(DIRECTIONS) Working from the records beneath this line, reproduce each one exactly.

(RECORDS TO USE)
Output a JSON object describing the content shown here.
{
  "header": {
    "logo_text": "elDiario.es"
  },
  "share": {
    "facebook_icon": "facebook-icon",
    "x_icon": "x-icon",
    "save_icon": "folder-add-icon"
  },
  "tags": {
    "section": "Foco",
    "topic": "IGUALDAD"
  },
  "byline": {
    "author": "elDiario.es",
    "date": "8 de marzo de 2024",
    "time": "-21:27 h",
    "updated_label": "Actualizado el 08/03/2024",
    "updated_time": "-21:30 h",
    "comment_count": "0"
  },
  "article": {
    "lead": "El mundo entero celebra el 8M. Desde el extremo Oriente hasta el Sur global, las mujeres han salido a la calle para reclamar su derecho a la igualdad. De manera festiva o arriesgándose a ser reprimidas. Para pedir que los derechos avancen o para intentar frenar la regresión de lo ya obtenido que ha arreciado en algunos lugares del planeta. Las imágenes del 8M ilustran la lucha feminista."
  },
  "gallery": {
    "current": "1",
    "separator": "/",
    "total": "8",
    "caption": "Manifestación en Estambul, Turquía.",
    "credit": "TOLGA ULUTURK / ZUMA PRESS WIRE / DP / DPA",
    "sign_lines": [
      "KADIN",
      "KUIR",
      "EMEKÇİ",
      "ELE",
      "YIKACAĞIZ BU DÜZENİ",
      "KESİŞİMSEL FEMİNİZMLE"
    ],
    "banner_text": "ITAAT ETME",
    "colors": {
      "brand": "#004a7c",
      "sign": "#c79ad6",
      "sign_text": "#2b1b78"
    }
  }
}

(TASK RESPONSE)
Output a JSON object describing the content shown here.
{
  "header": {
    "logo_text": "elDiario.es"
  },
  "share": {
    "facebook_icon": "facebook-icon",
    "x_icon": "x-icon",
    "save_icon": "folder-add-icon"
  },
  "tags": {
    "section": "Foco",
    "topic": "IGUALDAD"
  },
  "byline": {
    "author": "elDiario.es",
    "date": "8 de marzo de 2024",
    "time": "-21:27 h",
    "updated_label": "Actualizado el 08/03/2024",
    "updated_time": "-21:30 h",
    "comment_count": "0"
  },
  "article": {
    "lead": "El mundo entero celebra el 8M. Desde el extremo Oriente hasta el Sur global, las mujeres han salido a la calle para reclamar su derecho a la igualdad. De manera festiva o arriesgándose a ser reprimidas. Para pedir que los derechos avancen o para intentar frenar la regresión de lo ya obtenido que ha arreciado en algunos lugares del planeta. Las imágenes del 8M ilustran la lucha feminista."
  },
  "gallery": {
    "current": "1",
    "separator": "/",
    "total": "8",
    "caption": "Manifestación en Estambul, Turquía.",
    "credit": "TOLGA ULUTURK / ZUMA PRESS WIRE / DP / DPA",
    "sign_lines": [
      "KADIN",
      "KUIR",
      "EMEKÇİ",
      "ELE",
      "YIKACAĞIZ BU DÜZENİ",
      "KESİŞİMSEL FEMİNİZMLE"
    ],
    "banner_text": "ITAAT ETME",
    "colors": {
      "brand": "#004a7c",
      "sign": "#c79ad6",
      "sign_text": "#2b1b78"
    }
  }
}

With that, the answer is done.